The Artist: Leonardo da Vinci
Leonardo da Vinci is likely one of the most famous artists of all time, but he was so much more.
Think of the phrase “Renaissance Man.” Leonardo was the example to follow, as he has been listed as a “scientist, mathematician, engineer, inventor, anatomist, painter, sculptor, architect, botanist, musician and writer.”
Leonardo’s name doesn’t have a surname but rather identifies where he was born, Vinci, Italy. His full name was “Leonardo di ser Piero da Vinci” or “Leonardo, son of (Mes)ser Piero from Vinci.”
He was born on April 15, 1452. At age 14, he was apprenticed to one of the most successful artists of the time, Andrea di Cione (Verrocchio). He collaborated with Verrocchio on many works, and by age 20, Leonardo qualified as a master in the Guild of St. Luke, the guild of artists and doctors of medicine.
Leonardo’s earliest known dated work is a drawing in pen and ink of the Arno valley, drawn on August 5, 1473. In his life, he worked and lived in Milan and Florence, and his commissioned work ranged from altarpieces to murals to statues, including the painting, The Last Supper, for the monastery of Santa Maria delle Grazie. He designed floats for pageants and a dome for Milan Cathedral. He worked in pen and ink, paint, silver, stone, and clay, among other materials. In 1499, he was employed as a military architect and engineer, where he helped think up methods to defend the city from naval attack. Leonardo spent his final years in a home given to him by King François I and died in Clos Lucé, France in 1519.

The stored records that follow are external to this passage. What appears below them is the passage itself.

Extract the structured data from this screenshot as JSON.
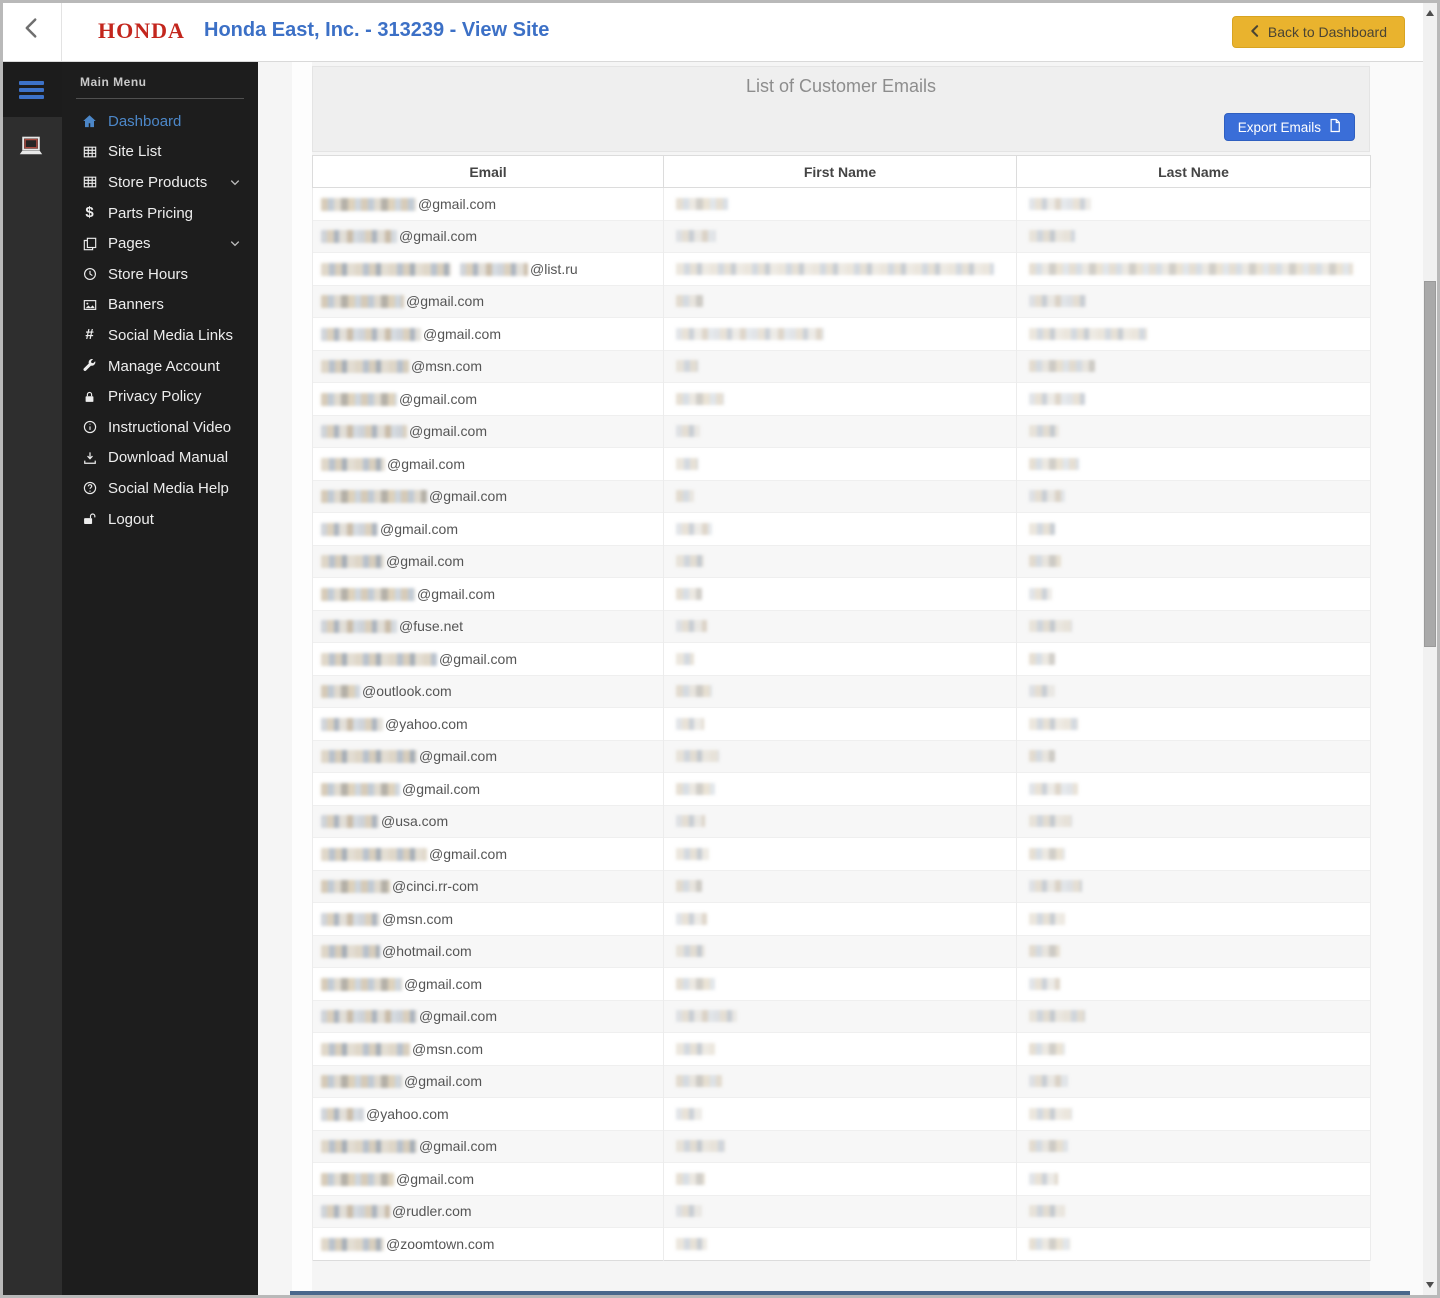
{
  "window": {
    "brand": "HONDA",
    "title": "Honda East, Inc. - 313239 - View Site",
    "back_button": "Back to Dashboard"
  },
  "sidebar": {
    "menu_title": "Main Menu",
    "items": [
      {
        "label": "Dashboard",
        "icon": "home-icon",
        "active": true
      },
      {
        "label": "Site List",
        "icon": "table-icon"
      },
      {
        "label": "Store Products",
        "icon": "table-icon",
        "expandable": true
      },
      {
        "label": "Parts Pricing",
        "icon": "dollar-icon"
      },
      {
        "label": "Pages",
        "icon": "pages-icon",
        "expandable": true
      },
      {
        "label": "Store Hours",
        "icon": "clock-icon"
      },
      {
        "label": "Banners",
        "icon": "image-icon"
      },
      {
        "label": "Social Media Links",
        "icon": "hash-icon"
      },
      {
        "label": "Manage Account",
        "icon": "wrench-icon"
      },
      {
        "label": "Privacy Policy",
        "icon": "lock-icon"
      },
      {
        "label": "Instructional Video",
        "icon": "info-icon"
      },
      {
        "label": "Download Manual",
        "icon": "download-icon"
      },
      {
        "label": "Social Media Help",
        "icon": "question-icon"
      },
      {
        "label": "Logout",
        "icon": "unlock-icon"
      }
    ]
  },
  "panel": {
    "title": "List of Customer Emails",
    "export_button": "Export Emails"
  },
  "table": {
    "columns": [
      "Email",
      "First Name",
      "Last Name"
    ],
    "rows": [
      {
        "email_domain": "@gmail.com",
        "redacted": true,
        "blur": {
          "email": 95,
          "email2": 0,
          "first": 52,
          "last": 62
        }
      },
      {
        "email_domain": "@gmail.com",
        "redacted": true,
        "blur": {
          "email": 76,
          "email2": 0,
          "first": 40,
          "last": 46
        }
      },
      {
        "email_domain": "@list.ru",
        "redacted": true,
        "blur": {
          "email": 130,
          "email2": 68,
          "first": 318,
          "last": 324
        }
      },
      {
        "email_domain": "@gmail.com",
        "redacted": true,
        "blur": {
          "email": 83,
          "email2": 0,
          "first": 27,
          "last": 57
        }
      },
      {
        "email_domain": "@gmail.com",
        "redacted": true,
        "blur": {
          "email": 100,
          "email2": 0,
          "first": 148,
          "last": 118
        }
      },
      {
        "email_domain": "@msn.com",
        "redacted": true,
        "blur": {
          "email": 88,
          "email2": 0,
          "first": 22,
          "last": 66
        }
      },
      {
        "email_domain": "@gmail.com",
        "redacted": true,
        "blur": {
          "email": 76,
          "email2": 0,
          "first": 48,
          "last": 56
        }
      },
      {
        "email_domain": "@gmail.com",
        "redacted": true,
        "blur": {
          "email": 86,
          "email2": 0,
          "first": 24,
          "last": 30
        }
      },
      {
        "email_domain": "@gmail.com",
        "redacted": true,
        "blur": {
          "email": 64,
          "email2": 0,
          "first": 22,
          "last": 50
        }
      },
      {
        "email_domain": "@gmail.com",
        "redacted": true,
        "blur": {
          "email": 106,
          "email2": 0,
          "first": 18,
          "last": 36
        }
      },
      {
        "email_domain": "@gmail.com",
        "redacted": true,
        "blur": {
          "email": 57,
          "email2": 0,
          "first": 36,
          "last": 26
        }
      },
      {
        "email_domain": "@gmail.com",
        "redacted": true,
        "blur": {
          "email": 63,
          "email2": 0,
          "first": 28,
          "last": 32
        }
      },
      {
        "email_domain": "@gmail.com",
        "redacted": true,
        "blur": {
          "email": 94,
          "email2": 0,
          "first": 26,
          "last": 23
        }
      },
      {
        "email_domain": "@fuse.net",
        "redacted": true,
        "blur": {
          "email": 76,
          "email2": 0,
          "first": 31,
          "last": 43
        }
      },
      {
        "email_domain": "@gmail.com",
        "redacted": true,
        "blur": {
          "email": 116,
          "email2": 0,
          "first": 18,
          "last": 26
        }
      },
      {
        "email_domain": "@outlook.com",
        "redacted": true,
        "blur": {
          "email": 39,
          "email2": 0,
          "first": 36,
          "last": 26
        }
      },
      {
        "email_domain": "@yahoo.com",
        "redacted": true,
        "blur": {
          "email": 62,
          "email2": 0,
          "first": 28,
          "last": 49
        }
      },
      {
        "email_domain": "@gmail.com",
        "redacted": true,
        "blur": {
          "email": 96,
          "email2": 0,
          "first": 43,
          "last": 26
        }
      },
      {
        "email_domain": "@gmail.com",
        "redacted": true,
        "blur": {
          "email": 79,
          "email2": 0,
          "first": 39,
          "last": 49
        }
      },
      {
        "email_domain": "@usa.com",
        "redacted": true,
        "blur": {
          "email": 58,
          "email2": 0,
          "first": 29,
          "last": 43
        }
      },
      {
        "email_domain": "@gmail.com",
        "redacted": true,
        "blur": {
          "email": 106,
          "email2": 0,
          "first": 33,
          "last": 36
        }
      },
      {
        "email_domain": "@cinci.rr-com",
        "redacted": true,
        "blur": {
          "email": 69,
          "email2": 0,
          "first": 26,
          "last": 53
        }
      },
      {
        "email_domain": "@msn.com",
        "redacted": true,
        "blur": {
          "email": 59,
          "email2": 0,
          "first": 31,
          "last": 36
        }
      },
      {
        "email_domain": "@hotmail.com",
        "redacted": true,
        "blur": {
          "email": 59,
          "email2": 0,
          "first": 29,
          "last": 31
        }
      },
      {
        "email_domain": "@gmail.com",
        "redacted": true,
        "blur": {
          "email": 81,
          "email2": 0,
          "first": 39,
          "last": 31
        }
      },
      {
        "email_domain": "@gmail.com",
        "redacted": true,
        "blur": {
          "email": 96,
          "email2": 0,
          "first": 61,
          "last": 56
        }
      },
      {
        "email_domain": "@msn.com",
        "redacted": true,
        "blur": {
          "email": 89,
          "email2": 0,
          "first": 39,
          "last": 36
        }
      },
      {
        "email_domain": "@gmail.com",
        "redacted": true,
        "blur": {
          "email": 81,
          "email2": 0,
          "first": 46,
          "last": 39
        }
      },
      {
        "email_domain": "@yahoo.com",
        "redacted": true,
        "blur": {
          "email": 43,
          "email2": 0,
          "first": 26,
          "last": 43
        }
      },
      {
        "email_domain": "@gmail.com",
        "redacted": true,
        "blur": {
          "email": 96,
          "email2": 0,
          "first": 49,
          "last": 39
        }
      },
      {
        "email_domain": "@gmail.com",
        "redacted": true,
        "blur": {
          "email": 73,
          "email2": 0,
          "first": 29,
          "last": 29
        }
      },
      {
        "email_domain": "@rudler.com",
        "redacted": true,
        "blur": {
          "email": 69,
          "email2": 0,
          "first": 26,
          "last": 36
        }
      },
      {
        "email_domain": "@zoomtown.com",
        "redacted": true,
        "blur": {
          "email": 63,
          "email2": 0,
          "first": 31,
          "last": 41
        }
      }
    ]
  },
  "colors": {
    "accent_blue": "#3a6ed8",
    "title_blue": "#3c70c6",
    "honda_red": "#c3261d",
    "back_button_yellow": "#e9b32e",
    "sidebar_active_blue": "#4c87c8",
    "bottom_bar_blue": "#4a688c"
  }
}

Two works, the Mona Lisa (also known as La Gioconda) and The Last Supper, are some of the most reproduced (and often parodied and debated) paintings of all time, as well as his drawing Vitruvian Man.
In addition to his painting, his ideas and inventions were well ahead of their time, such as a forerunner to the helicopter, tank, solar power, calculator, the double hull, and a basic theory of plate tectonics, not to mention having part in the advancement in knowledge in the areas of anatomy, civil engineering, optics, and hydrodynamics.
Leonardo was able to achieve all these things because he was a firm believer in keeping the mind and hands busy.
“Iron rusts from disuse; stagnant water loses its purity and in cold weather becomes frozen,” he has been quoted as saying, “even so does inaction sap the vigor of the mind.”
The Project: Sci-Fi Da Vinci
Imagine if Leonardo da Vinci was been alive today, and he could see the amazing feats human innovation has accomplished from “flying machines” that break the sound barrier to nearly human-like robots. It seems only natural he would have wanted to give his own take on these ideas.
What if da Vinci had decided to design or “invent” some of science fiction’s fantastic objects: weapons, vehicles, time machines, androids. How would he have approached The TARDIS or the Millennium Falcon? What would BB-8 or Star Trek‘s Data have looked like? Blasters? Transformers? Stargate portals? There is so much to take in. Could he have actually made these things work?
This drawing project celebrating Leonardo’s amazing mind and talent is to simply come draw a favorite piece of science fiction tech as if Leonardo himself had thought of it.
The easiest way to achieve the aged appearance of his ideas is to use a fancy piece of paper parchment paper found in stationary or art stores, but a plain piece of white construction paper or manila paper will work as well by painting it lightly with brown watercolor, coffee, or tea.
Draw the idea in pencil, and trace over it with black or dark brown marker or ink. Once finished, jot down a few notes of the key parts of the “invention.” Movie quotes or book passages are fun to include. Be as simple or detailed as you like. Start off with the basics one day, and if needed, return to the project later to add more. Leonardo believed “simplicity is the ultimate sophistication.”
However, don’t draw everything!
Traveling exhibits of Leonardo’s work and “inventions” reveal he had a very effective way of “copywriting” his ideas at the time. When he drew his plans and ideas on paper, he kept one essential element, step, or piece safely in his head. Those who tried to build or mimic these designs would have come up short one essential element. That is a brilliant strategy for a time before licensing laws.
Try leaving one small yet essential piece out of the list. What stone is missing from the Infinity Gauntlet? Is there a special type of fuel, gear, or rudder needed to easily propel a certain space ship? Keep it to yourself if you don’t want others to “build” one for themselves.
Once finished, you can make it look even more aged by adding one or two very small drops of water over the text or image, to create water spots or smeared texts.
Finally, gently tear around the edge of the paper for some weathered edges. I have used a candle in the past to lightly singe edges on pirate-looking maps. This isn’t something I would recommend for those working with younger kids, as it requires lighting a small piece of the paper and quickly putting it out.
Leonardo would have loved the advancements of the time, but he likely wouldn’t have been satisfied with everything.
Leonardo always knew there was more to do and to discover. Never stop learning and creating, he felt.
“I have been impressed with the urgency of doing,” he said. “Knowing is not enough; we must apply. Being willing is not enough; we must do.”